– alternative semiconductor material in photovoltaics (e.g. halide perovskite);
– new PV module coatings, materials and coatings for the harsh conditions of concentrating solar power and thermal energy storage;
– hybrid reinforcements of wind turbine blades;
– cheaper permanent magnets in gearless direct drive wind turbines; and
– a range of innovative battery chemistries in energy storage systems.
For any of these novel materials to be commercially viable, DNV GL says they not only should offer a cheaper and better alternative to existing materials, but must also be readily available and reliable over long periods of time.
“Trade-offs between availability, cost and performance may be made, but in all cases, long-term reliability is a key requirement for materials used in the energy industry,” states Liu Cao, researcher at DNV GL Research & Innovation and lead author of the position paper.
Materials reliability is mainly a function of long-term degradation, which is difficult to model in service conditions and often not adequately assessed in the testing of systems.

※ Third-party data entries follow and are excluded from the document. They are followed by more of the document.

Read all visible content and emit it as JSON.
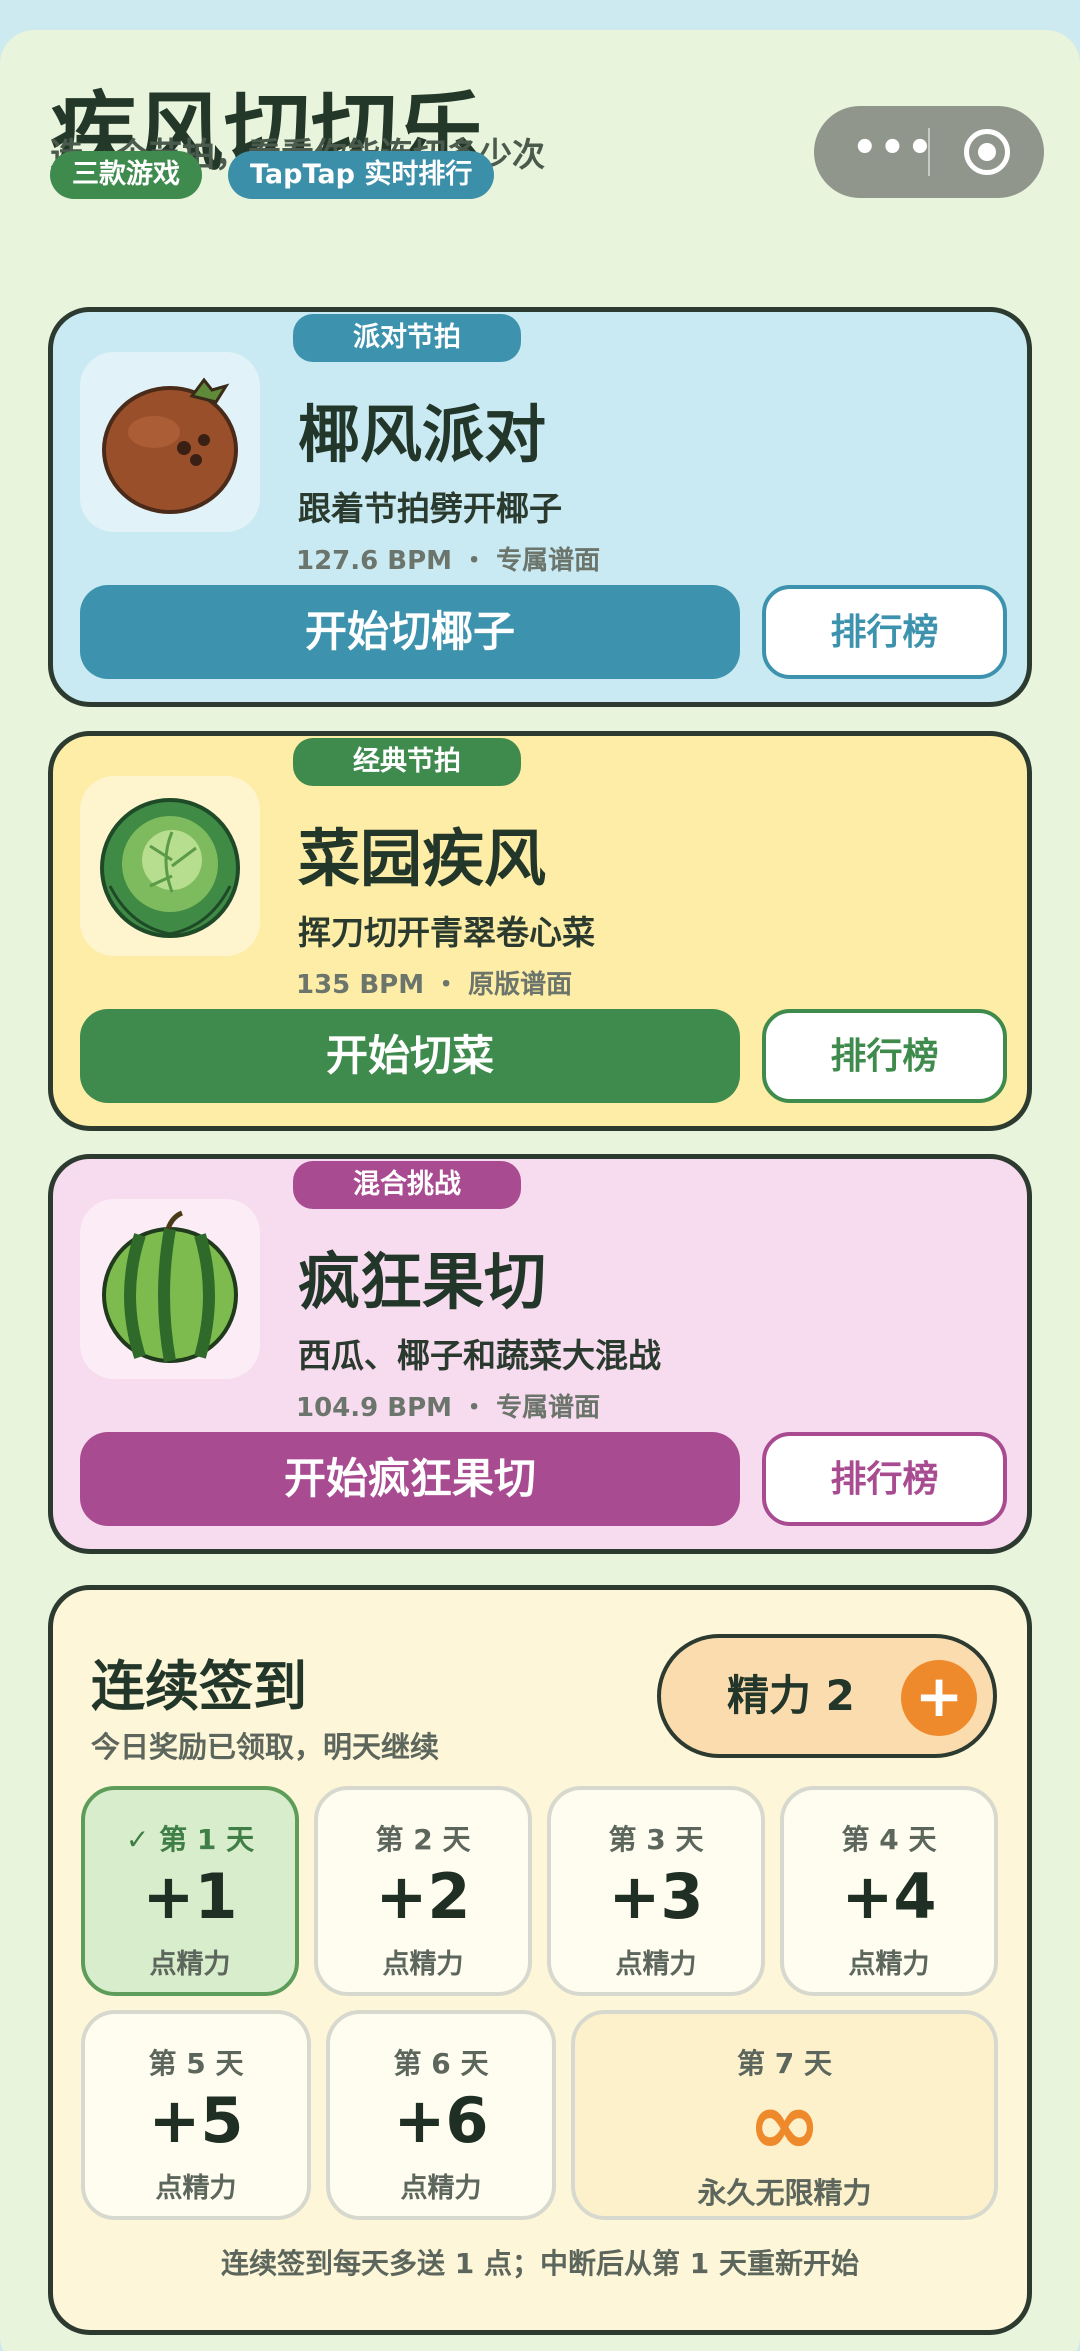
{
  "header": {
    "title": "疾风切切乐",
    "subtitle": "选一个节拍，看看你能连切多少次",
    "pills": [
      "三款游戏",
      "TapTap 实时排行"
    ],
    "capsule": {
      "more_icon": "more-dots-icon",
      "close_icon": "target-icon"
    }
  },
  "games": [
    {
      "tag": "派对节拍",
      "name": "椰风派对",
      "desc": "跟着节拍劈开椰子",
      "meta": "127.6 BPM ・ 专属谱面",
      "start_label": "开始切椰子",
      "rank_label": "排行榜",
      "image_icon": "coconut-icon",
      "accent": "#3d93ad"
    },
    {
      "tag": "经典节拍",
      "name": "菜园疾风",
      "desc": "挥刀切开青翠卷心菜",
      "meta": "135 BPM ・ 原版谱面",
      "start_label": "开始切菜",
      "rank_label": "排行榜",
      "image_icon": "cabbage-icon",
      "accent": "#3f8b4d"
    },
    {
      "tag": "混合挑战",
      "name": "疯狂果切",
      "desc": "西瓜、椰子和蔬菜大混战",
      "meta": "104.9 BPM ・ 专属谱面",
      "start_label": "开始疯狂果切",
      "rank_label": "排行榜",
      "image_icon": "watermelon-icon",
      "accent": "#a84b91"
    }
  ],
  "checkin": {
    "title": "连续签到",
    "subtitle": "今日奖励已领取，明天继续",
    "stamina_label": "精力 2",
    "stamina_plus": "+",
    "days": [
      {
        "label": "✓ 第 1 天",
        "value": "+1",
        "unit": "点精力",
        "claimed": true
      },
      {
        "label": "第 2 天",
        "value": "+2",
        "unit": "点精力",
        "claimed": false
      },
      {
        "label": "第 3 天",
        "value": "+3",
        "unit": "点精力",
        "claimed": false
      },
      {
        "label": "第 4 天",
        "value": "+4",
        "unit": "点精力",
        "claimed": false
      },
      {
        "label": "第 5 天",
        "value": "+5",
        "unit": "点精力",
        "claimed": false
      },
      {
        "label": "第 6 天",
        "value": "+6",
        "unit": "点精力",
        "claimed": false
      },
      {
        "label": "第 7 天",
        "value": "∞",
        "unit": "永久无限精力",
        "claimed": false
      }
    ],
    "footer": "连续签到每天多送 1 点；中断后从第 1 天重新开始"
  }
}
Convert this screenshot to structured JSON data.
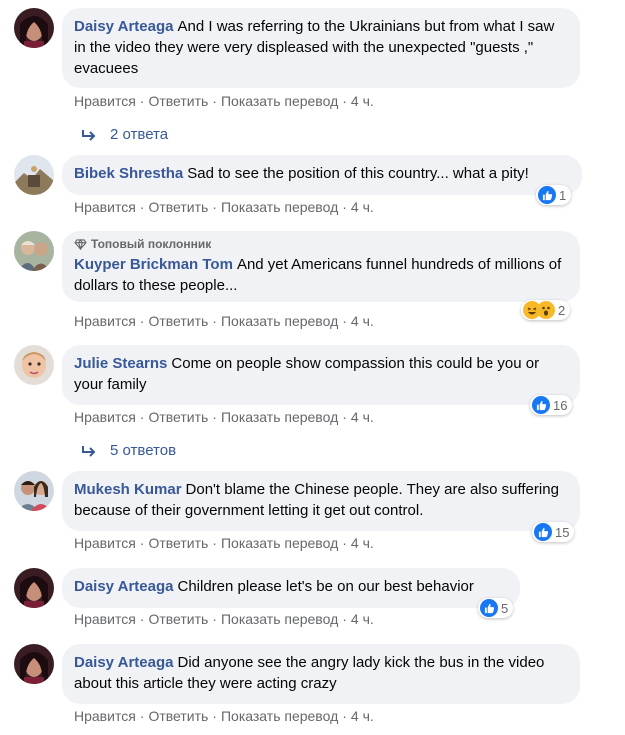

More specifically, DNV GL says it provides evidence for the following insights:
– single average degradation rate is an inadequate metric of long-term performance;
– qualification tests are insufficient for lifetime assessment;
– accelerated laboratory tests may not reveal all the degradation mechanisms; and
– real-time monitoring is valuable, but unable to predict lifetime alone.
To address these challenges, DNV GL proposes the following:
– coupling empirical models to a fundamental understanding of degradation;
– transforming rich and increasingly ubiquitous sensor data into predictive models; and
– deploying a Bayesian network approach to bring together diverse sources of knowledge of relevance to the performance and degradation of materials. For example, DNV GL says a Bayesian network model, MARV, has enabled the assembly of diverse data for pipeline risk assessment. A similar approach could be applied to risk assessment for renewable energy and energy storage systems.
DNV GL’s position paper, entitled “Advanced materials in renewable energy – tackling the reliability challenge,” is available here.